IGLHRC and ARC International urge all States, regardless of their vote on this amendment, to sign the UNGA joint statement affirming support of the human rights of all people, regardless of sexual orientation and gender identity and to continue in efforts to decriminalize same-sex conduct and to end other discrimination, including violence, on the basis of sexual orientation and gender identity.
The votes to amend the resolution were as follows:
In favor of the amendment to remove sexual orientation from the resolution on extrajudicial, summary or arbitrary executions (79):
Afghanistan, Algeria, Angola, Azerbaijan, Bahamas, Bahrain, Bangladesh, Belize, Benin, Botswana, Brunei Dar-Sala, Burkina Faso, Burundi, Cameroon, China, Comoros, Congo, Cote d’Ivoire, Cuba, Democratic People’s Republic of Korea, Democratic Republic of Congo, Djibouti, Egypt, Eritrea, Ethiopia, Ghana, Guyana, Haiti, Indonesia, Iran, Iraq, Jamaica, Jordan, Kazakhstan, Kenya, Kuwait, Lebanon, Lesotho, Liberia, Libya, Madagascar, Malawi, Malaysia, Maldives, Mali, Morocco, Mozambique, Myanmar, Namibia, Niger, Nigeria, Russian Federation, Rwanda, Saint Kitts and Nevis, Saint Lucia, Saint Vincent and Grenadines, Saudi Arabia, Senegal, Sierra Leone, Somalia, South Africa, Sudan, Suriname, Swaziland, Syrian Arab Republic, Tajikistan, Tunisia, Uganda, United Arab Emirates, United Republic of Tanzania, Uzbekistan, Viet Nam, Yemen, Zambia, Zimbabwe
Opposed to the amendment to remove sexual orientation from the resolution on extrajudicial, summary or arbitrary executions (70):
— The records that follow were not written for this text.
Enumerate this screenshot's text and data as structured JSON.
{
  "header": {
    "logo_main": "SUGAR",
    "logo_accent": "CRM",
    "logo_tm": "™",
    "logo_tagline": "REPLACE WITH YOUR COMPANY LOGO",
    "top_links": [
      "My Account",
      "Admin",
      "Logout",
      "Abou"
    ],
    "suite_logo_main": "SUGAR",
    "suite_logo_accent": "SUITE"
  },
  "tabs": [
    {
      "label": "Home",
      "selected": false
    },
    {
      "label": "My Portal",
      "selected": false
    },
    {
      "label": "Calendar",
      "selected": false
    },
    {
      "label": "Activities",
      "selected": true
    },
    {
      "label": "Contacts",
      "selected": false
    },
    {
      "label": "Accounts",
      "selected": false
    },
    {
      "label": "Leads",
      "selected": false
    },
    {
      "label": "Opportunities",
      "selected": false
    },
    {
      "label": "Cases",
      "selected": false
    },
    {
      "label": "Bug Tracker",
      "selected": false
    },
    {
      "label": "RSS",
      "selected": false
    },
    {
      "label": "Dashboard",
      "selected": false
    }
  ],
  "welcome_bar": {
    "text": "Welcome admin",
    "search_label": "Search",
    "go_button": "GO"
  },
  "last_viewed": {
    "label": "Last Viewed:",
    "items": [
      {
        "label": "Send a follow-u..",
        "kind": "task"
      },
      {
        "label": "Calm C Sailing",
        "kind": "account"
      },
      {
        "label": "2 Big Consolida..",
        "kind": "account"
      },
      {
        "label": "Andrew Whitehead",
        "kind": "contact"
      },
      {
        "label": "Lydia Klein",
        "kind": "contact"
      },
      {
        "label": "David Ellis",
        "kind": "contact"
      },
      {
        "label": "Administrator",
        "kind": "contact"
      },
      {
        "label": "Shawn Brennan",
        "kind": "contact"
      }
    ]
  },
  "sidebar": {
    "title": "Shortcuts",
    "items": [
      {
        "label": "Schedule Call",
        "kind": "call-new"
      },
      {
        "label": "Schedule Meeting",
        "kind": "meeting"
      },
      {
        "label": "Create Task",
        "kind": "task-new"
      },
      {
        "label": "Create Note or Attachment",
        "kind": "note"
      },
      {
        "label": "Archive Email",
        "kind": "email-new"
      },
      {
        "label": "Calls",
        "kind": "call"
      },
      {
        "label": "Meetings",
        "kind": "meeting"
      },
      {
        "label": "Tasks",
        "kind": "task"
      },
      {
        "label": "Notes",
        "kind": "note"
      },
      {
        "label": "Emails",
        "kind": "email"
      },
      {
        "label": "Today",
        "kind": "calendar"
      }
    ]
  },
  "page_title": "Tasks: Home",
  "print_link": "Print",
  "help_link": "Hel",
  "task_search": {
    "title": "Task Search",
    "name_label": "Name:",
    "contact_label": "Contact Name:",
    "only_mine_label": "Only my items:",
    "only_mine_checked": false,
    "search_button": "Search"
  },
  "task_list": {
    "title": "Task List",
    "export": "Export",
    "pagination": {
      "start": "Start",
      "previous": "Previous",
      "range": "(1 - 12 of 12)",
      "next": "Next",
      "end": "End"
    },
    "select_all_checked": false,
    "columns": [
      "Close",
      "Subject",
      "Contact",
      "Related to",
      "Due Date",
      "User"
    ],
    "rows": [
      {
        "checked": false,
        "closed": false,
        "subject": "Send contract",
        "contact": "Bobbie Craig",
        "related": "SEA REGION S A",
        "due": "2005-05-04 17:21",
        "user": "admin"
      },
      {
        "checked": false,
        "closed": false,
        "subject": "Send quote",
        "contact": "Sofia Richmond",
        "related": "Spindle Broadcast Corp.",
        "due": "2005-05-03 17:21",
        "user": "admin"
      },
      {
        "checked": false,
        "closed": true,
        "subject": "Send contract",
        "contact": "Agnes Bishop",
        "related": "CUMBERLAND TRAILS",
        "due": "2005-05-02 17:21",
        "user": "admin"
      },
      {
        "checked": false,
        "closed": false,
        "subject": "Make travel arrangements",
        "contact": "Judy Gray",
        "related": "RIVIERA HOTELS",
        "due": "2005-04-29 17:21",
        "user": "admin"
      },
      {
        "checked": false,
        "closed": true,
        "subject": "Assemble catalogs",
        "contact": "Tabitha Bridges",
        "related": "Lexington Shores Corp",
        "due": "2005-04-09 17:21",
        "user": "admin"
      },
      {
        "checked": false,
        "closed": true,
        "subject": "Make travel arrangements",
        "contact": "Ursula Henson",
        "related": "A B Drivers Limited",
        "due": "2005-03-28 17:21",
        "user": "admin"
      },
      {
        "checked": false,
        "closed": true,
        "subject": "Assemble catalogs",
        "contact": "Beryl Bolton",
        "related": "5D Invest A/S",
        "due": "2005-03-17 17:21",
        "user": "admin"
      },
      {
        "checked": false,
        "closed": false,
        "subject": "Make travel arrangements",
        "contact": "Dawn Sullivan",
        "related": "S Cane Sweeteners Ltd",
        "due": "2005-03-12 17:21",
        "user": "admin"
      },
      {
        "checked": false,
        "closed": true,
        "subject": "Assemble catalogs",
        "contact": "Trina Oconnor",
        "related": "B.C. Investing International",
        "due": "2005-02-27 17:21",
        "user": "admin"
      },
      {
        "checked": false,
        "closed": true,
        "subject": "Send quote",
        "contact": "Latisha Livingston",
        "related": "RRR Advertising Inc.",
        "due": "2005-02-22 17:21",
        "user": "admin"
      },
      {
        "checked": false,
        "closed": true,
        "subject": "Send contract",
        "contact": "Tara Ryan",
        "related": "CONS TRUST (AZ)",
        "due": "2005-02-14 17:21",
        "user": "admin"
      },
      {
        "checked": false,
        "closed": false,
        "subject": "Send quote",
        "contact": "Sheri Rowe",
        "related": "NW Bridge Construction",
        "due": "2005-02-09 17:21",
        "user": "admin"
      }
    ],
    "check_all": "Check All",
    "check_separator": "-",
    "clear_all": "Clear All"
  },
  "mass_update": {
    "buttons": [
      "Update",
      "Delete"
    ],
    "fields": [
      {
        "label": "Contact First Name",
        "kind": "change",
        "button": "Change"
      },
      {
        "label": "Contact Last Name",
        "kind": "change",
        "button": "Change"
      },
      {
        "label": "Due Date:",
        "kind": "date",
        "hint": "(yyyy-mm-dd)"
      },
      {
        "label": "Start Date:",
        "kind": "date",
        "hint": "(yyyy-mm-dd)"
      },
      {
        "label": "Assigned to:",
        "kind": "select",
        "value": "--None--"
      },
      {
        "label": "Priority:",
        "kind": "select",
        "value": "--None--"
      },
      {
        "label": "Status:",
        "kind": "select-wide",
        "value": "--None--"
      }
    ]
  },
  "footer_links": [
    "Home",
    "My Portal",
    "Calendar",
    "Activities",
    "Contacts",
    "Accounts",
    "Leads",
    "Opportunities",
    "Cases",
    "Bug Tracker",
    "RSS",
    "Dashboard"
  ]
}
Andorra, Argentina, Armenia, Australia, Austria, Belgium, Bhutan, Bosnia-Herzegovina, Brazil, Bulgaria, Canada, Chile, Costa Rica, Cyprus, Czech Republic, Denmark, Dominican Republic, Ecuador, El Salvador, Estonia, Finland, France, Georgia, Germany, Greece, Guatemala, Hungary, Iceland, India, Ireland, Israel, Italy, Japan, Latvia, Liechtenstein, Lithuania, Luxembourg, Malta, Mexico, Micronesia (FS), Monaco, Montenegro, Nepal, Netherlands, New Zealand, Norway, Panama, Paraguay, Peru, Poland, Portugal, Republic of Korea, Republic of Moldova, Romania, Samoa, San Marino, Serbia, Slovakia, Slovenia, Spain, Sweden, Switzerland, Former Yugoslav Republic of Macedonia, Timor-Leste, Ukraine, United Kingdom, United States, Uruguay, Venezuela
Antigua-Barbuda, Barbados, Belarus, Cambodia, Cape Verde, Colombia, Fiji, Mauritius, Mongolia, Papau New Guinea, Philippines, Singapore, Sri Lanka, Thailand, Trinidad and Tobago, Tuvalu, Vanuatu
Albania, Bolivia, Central African Republic, Chad, Dominica, Equatorial Guinea, Gabon, Gambia, Guinea, Guinea-Bissau, Honduras, Kiribati, Kyrgyzstan, Lao People’s Democratic Republic, Marshall Island, Mauritania, Nauru, Nicaragua, Palau, Sao Tome Principe, Seychelles, Solomon Islands, Togo, Tonga, Turkey, Turkmenistan